* _YOUR GOAL_
Scan the entries below and state how many lines contain "Gender". No other output.

BEGIN DATA FOR THIS TASK

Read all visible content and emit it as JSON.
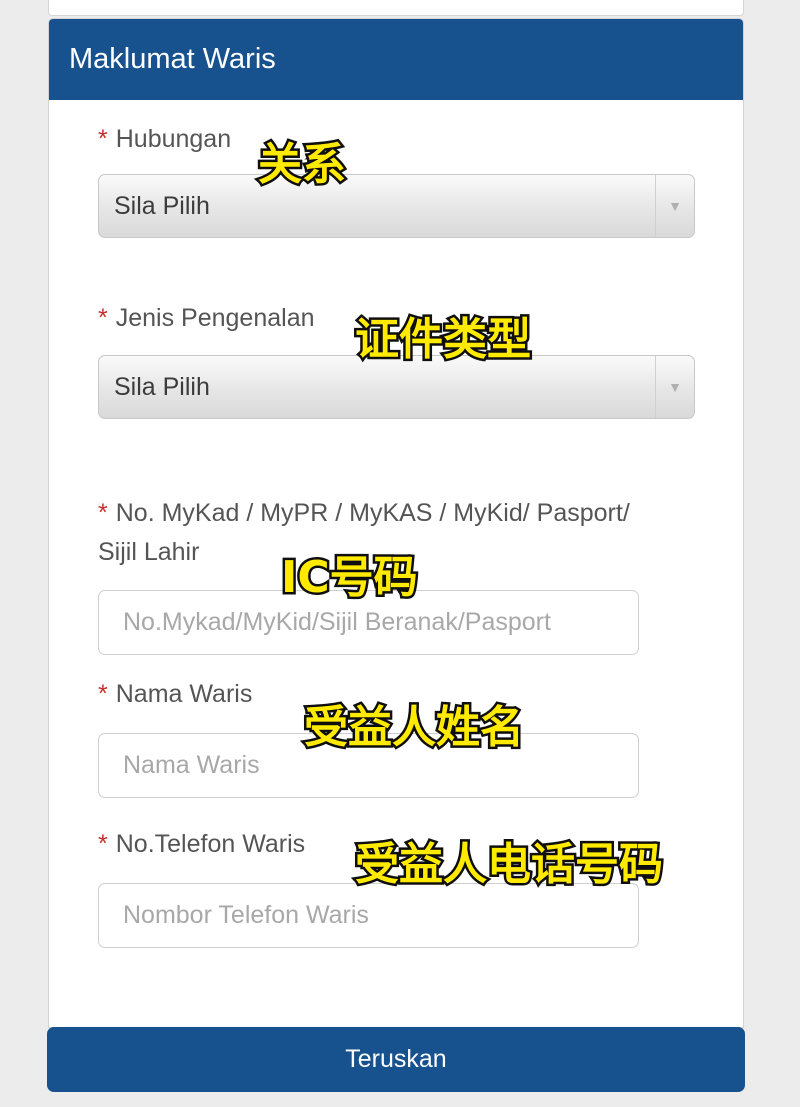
{
  "section": {
    "title": "Maklumat Waris"
  },
  "required_marker": "*",
  "fields": {
    "hubungan": {
      "label": "Hubungan",
      "value": "Sila Pilih"
    },
    "jenis_pengenalan": {
      "label": "Jenis Pengenalan",
      "value": "Sila Pilih"
    },
    "id_number": {
      "label_line1": "No. MyKad / MyPR / MyKAS / MyKid/ Pasport/",
      "label_line2": "Sijil Lahir",
      "placeholder": "No.Mykad/MyKid/Sijil Beranak/Pasport"
    },
    "nama_waris": {
      "label": "Nama Waris",
      "placeholder": "Nama Waris"
    },
    "telefon_waris": {
      "label": "No.Telefon Waris",
      "placeholder": "Nombor Telefon Waris"
    }
  },
  "annotations": {
    "relationship": "关系",
    "id_type": "证件类型",
    "ic_number": "IC号码",
    "beneficiary_name": "受益人姓名",
    "beneficiary_phone": "受益人电话号码"
  },
  "submit": {
    "label": "Teruskan"
  },
  "colors": {
    "header": "#17528f",
    "button": "#17528f",
    "required": "#c9302c",
    "annotation_fill": "#ffea00",
    "annotation_stroke": "#111111"
  },
  "icons": {
    "dropdown": "caret-down"
  }
}
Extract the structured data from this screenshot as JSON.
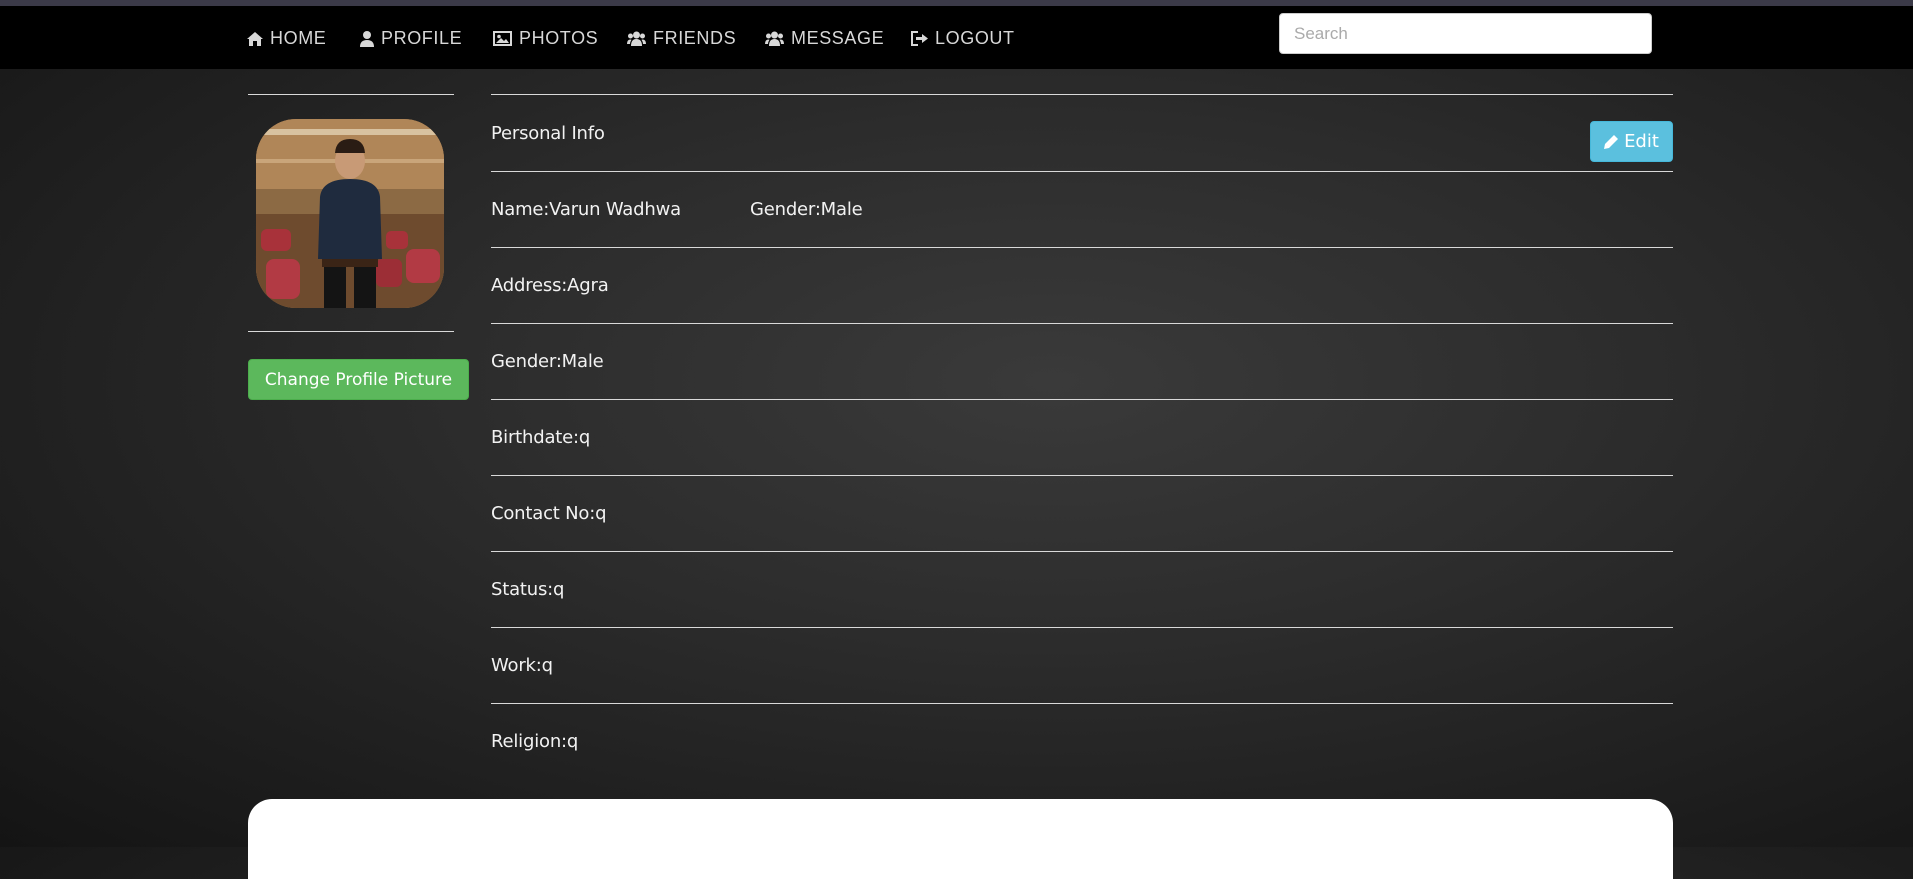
{
  "nav": {
    "items": [
      {
        "label": "HOME",
        "icon": "home-icon"
      },
      {
        "label": "PROFILE",
        "icon": "user-icon"
      },
      {
        "label": "PHOTOS",
        "icon": "picture-icon"
      },
      {
        "label": "FRIENDS",
        "icon": "users-icon"
      },
      {
        "label": "MESSAGE",
        "icon": "users-icon"
      },
      {
        "label": "LOGOUT",
        "icon": "logout-icon"
      }
    ],
    "search_placeholder": "Search",
    "search_value": ""
  },
  "sidebar": {
    "change_picture_label": "Change Profile Picture",
    "avatar_alt": "profile-photo"
  },
  "info": {
    "title": "Personal Info",
    "edit_label": "Edit",
    "name": "Name:Varun Wadhwa",
    "gender_inline": "Gender:Male",
    "address": "Address:Agra",
    "gender": "Gender:Male",
    "birthdate": "Birthdate:q",
    "contact": "Contact No:q",
    "status": "Status:q",
    "work": "Work:q",
    "religion": "Religion:q"
  },
  "colors": {
    "navbar": "#000000",
    "success_button": "#5cb85c",
    "info_button": "#5bc0de"
  }
}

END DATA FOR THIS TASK

* _RESPONSE_
2